Families of missing and murdered women, girls brave winter conditions during 150-km walk
Nearly 100 northern Sask. families of MMIW want to offer statements to the National Inquiry
Families of missing and murdered Indigenous women and girls from across northern Saskatchewan are walking 150 kilometres in hopes of answers and government action.
Just before noon on Friday, family members of missing and murdered loved ones gathered in Saskatoon where they began their march through winter conditions, hosted by the Native Women's Association of Canada, toward Prince Albert.
"What we're walking for is our northern people," said Pernell Ballantyne, who originally came up with the idea for the walk in 2015 after his sister Monica Lee Burns was murdered in Prince Albert.
This year marks the second time the walk took place. The first was held in 2015.
Collectively participants hope to raise awareness that nearly 100 families haven't had the opportunity to offer statements in the National Inquiry into Missing and Murdered Indigenous Women and Girls.
- Women walk from Winnipeg to Regina to spread awareness about MMIW
- Raising a daughter in a world of the missing and murdered
Conrad Burns, one of the organizers, explained that many affected northern families couldn't attend the first National Inquiry statement offering due to time and travel expense restraints.
"There's a lot of loopholes in our current society that these families are falling into," said Burns. "So when a family member goes missing some of the family members feel like they're starting from scratch. They don't know who to turn to or who to talk to."
Organizers hope the National Inquiry in northern Saskatchewan will gather a second round of statements in response to their requests.

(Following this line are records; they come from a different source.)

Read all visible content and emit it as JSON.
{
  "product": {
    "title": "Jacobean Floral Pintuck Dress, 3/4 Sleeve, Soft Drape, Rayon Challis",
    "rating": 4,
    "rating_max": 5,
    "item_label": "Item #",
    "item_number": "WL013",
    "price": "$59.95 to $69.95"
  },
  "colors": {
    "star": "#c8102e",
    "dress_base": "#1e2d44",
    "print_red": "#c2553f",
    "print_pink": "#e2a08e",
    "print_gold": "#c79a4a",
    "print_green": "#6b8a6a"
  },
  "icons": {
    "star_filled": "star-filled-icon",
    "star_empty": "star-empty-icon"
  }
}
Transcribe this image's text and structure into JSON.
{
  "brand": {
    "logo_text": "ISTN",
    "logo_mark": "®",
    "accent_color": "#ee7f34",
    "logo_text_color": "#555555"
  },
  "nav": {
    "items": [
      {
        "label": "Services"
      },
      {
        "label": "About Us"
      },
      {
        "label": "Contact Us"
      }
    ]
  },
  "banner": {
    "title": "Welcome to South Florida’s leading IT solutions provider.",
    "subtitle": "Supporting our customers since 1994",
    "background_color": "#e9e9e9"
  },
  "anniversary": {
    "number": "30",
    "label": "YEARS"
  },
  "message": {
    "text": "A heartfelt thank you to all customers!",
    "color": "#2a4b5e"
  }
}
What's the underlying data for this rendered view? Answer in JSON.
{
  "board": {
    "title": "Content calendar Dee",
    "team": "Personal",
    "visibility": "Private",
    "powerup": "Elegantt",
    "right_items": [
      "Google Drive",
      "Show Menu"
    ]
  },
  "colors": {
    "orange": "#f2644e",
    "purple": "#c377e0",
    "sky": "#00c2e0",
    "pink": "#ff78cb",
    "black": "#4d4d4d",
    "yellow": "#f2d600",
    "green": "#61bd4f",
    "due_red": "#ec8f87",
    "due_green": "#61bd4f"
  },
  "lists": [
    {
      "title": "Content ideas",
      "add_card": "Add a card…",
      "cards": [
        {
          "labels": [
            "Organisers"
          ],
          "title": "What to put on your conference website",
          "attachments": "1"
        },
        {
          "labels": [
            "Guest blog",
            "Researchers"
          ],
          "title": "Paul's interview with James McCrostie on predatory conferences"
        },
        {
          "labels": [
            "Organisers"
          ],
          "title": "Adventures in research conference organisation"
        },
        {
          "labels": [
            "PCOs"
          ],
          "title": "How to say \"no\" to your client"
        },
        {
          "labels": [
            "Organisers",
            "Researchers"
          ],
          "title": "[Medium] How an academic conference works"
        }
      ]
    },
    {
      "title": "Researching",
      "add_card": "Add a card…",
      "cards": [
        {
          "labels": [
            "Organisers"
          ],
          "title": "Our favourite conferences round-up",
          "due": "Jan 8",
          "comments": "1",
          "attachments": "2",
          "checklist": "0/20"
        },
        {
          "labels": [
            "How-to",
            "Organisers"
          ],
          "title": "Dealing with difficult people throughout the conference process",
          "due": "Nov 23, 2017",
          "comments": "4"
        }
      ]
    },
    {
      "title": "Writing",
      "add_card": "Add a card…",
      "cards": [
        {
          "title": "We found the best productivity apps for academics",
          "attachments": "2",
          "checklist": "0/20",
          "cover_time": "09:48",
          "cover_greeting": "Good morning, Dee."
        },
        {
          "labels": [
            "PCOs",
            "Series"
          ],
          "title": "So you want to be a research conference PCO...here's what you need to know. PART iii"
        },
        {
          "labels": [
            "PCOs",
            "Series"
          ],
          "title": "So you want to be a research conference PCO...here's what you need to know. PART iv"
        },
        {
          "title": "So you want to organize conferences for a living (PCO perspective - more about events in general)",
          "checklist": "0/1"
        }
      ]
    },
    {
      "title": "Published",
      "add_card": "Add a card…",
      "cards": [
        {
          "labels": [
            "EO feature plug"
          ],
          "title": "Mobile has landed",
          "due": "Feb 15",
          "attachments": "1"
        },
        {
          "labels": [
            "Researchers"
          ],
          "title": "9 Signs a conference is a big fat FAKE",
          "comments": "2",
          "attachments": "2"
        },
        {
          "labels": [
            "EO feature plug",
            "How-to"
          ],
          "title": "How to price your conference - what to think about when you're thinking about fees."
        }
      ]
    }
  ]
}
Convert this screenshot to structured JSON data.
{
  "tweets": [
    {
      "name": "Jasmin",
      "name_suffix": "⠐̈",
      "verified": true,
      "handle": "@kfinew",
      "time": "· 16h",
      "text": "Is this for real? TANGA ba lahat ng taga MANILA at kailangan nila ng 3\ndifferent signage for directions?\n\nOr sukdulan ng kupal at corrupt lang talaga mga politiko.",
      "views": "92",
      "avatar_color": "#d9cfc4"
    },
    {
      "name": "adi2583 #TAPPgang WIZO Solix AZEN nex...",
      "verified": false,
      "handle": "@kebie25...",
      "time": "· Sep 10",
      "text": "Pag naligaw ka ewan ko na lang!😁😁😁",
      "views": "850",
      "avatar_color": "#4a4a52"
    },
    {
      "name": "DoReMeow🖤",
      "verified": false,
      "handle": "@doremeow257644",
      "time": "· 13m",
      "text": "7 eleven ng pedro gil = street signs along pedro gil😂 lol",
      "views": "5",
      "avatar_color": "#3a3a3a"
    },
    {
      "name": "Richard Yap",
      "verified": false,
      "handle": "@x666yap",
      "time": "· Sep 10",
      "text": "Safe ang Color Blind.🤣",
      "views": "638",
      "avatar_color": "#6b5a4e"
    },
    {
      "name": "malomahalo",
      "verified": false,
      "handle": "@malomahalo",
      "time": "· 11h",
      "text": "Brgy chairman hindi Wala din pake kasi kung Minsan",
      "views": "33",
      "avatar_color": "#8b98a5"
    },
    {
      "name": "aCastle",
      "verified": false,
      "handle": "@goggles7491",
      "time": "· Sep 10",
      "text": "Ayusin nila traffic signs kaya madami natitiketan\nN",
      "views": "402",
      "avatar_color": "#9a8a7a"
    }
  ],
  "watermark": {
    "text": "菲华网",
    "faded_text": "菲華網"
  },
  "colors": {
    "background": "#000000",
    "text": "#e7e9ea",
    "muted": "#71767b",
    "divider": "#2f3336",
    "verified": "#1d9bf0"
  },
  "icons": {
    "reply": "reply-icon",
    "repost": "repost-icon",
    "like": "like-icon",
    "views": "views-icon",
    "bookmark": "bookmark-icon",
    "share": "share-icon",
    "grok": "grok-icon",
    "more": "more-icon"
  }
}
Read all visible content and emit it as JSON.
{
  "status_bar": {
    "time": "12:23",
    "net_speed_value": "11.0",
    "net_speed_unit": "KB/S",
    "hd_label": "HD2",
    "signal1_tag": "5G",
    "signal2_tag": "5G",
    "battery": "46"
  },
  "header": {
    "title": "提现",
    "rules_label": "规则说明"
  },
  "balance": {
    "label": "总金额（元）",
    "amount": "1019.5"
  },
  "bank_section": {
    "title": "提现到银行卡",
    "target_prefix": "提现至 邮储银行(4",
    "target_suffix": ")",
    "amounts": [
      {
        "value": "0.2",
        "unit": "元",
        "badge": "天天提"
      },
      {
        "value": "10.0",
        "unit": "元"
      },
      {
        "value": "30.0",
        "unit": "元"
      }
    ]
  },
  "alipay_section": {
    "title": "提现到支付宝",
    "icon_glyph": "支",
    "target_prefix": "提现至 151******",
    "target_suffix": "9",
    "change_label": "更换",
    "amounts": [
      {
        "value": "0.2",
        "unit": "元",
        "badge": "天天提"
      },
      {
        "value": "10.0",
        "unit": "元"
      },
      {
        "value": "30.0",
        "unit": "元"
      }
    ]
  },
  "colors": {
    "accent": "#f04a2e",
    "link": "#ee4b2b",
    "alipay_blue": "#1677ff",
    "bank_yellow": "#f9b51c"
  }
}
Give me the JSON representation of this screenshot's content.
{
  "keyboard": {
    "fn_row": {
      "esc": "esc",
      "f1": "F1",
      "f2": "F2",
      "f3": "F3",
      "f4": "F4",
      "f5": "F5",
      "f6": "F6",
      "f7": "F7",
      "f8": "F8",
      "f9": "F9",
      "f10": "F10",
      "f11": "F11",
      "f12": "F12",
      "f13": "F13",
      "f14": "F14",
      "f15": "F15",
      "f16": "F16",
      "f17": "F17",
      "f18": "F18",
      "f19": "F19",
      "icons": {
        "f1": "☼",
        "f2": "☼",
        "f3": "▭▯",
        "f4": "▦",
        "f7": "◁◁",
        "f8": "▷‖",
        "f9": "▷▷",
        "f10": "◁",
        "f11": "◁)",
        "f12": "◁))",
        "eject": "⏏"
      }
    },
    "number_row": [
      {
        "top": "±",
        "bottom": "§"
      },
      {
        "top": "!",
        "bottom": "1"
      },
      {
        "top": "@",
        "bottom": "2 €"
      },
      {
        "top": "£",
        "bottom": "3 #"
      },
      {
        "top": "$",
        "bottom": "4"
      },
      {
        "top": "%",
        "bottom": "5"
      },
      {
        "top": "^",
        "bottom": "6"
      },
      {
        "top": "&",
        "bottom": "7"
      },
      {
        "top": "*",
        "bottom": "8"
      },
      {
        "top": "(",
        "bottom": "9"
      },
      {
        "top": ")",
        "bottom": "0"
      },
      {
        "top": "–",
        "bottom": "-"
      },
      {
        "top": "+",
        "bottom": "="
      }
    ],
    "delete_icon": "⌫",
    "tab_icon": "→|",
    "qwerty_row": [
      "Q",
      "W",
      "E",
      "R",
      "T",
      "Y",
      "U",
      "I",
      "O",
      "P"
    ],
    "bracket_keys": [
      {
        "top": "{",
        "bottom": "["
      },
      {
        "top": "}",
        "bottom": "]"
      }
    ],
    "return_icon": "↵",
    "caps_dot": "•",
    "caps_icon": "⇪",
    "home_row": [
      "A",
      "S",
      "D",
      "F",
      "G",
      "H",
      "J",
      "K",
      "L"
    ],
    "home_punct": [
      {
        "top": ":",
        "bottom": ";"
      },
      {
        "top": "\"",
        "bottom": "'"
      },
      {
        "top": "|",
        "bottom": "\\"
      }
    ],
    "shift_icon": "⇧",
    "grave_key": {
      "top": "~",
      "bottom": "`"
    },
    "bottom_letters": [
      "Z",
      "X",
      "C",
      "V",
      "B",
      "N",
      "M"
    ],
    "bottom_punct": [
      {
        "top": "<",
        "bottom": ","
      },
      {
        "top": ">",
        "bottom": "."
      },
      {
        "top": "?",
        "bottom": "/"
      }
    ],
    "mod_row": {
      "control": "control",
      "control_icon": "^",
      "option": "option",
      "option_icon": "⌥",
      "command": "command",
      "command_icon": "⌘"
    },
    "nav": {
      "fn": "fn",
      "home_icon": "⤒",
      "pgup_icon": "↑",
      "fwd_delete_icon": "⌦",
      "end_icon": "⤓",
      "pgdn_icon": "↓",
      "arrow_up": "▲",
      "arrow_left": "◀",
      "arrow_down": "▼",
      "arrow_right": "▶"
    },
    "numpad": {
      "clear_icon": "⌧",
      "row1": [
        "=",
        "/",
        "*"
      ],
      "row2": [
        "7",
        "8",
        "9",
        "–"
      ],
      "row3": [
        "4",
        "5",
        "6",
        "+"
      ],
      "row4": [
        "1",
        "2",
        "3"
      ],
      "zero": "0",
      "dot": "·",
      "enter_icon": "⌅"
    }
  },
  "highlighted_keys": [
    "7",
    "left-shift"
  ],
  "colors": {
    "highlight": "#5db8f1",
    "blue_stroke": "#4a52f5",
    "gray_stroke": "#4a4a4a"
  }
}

The walk will take approximately 60 hours to complete, according to Burns.
With Files from Lise Ouangari/SRC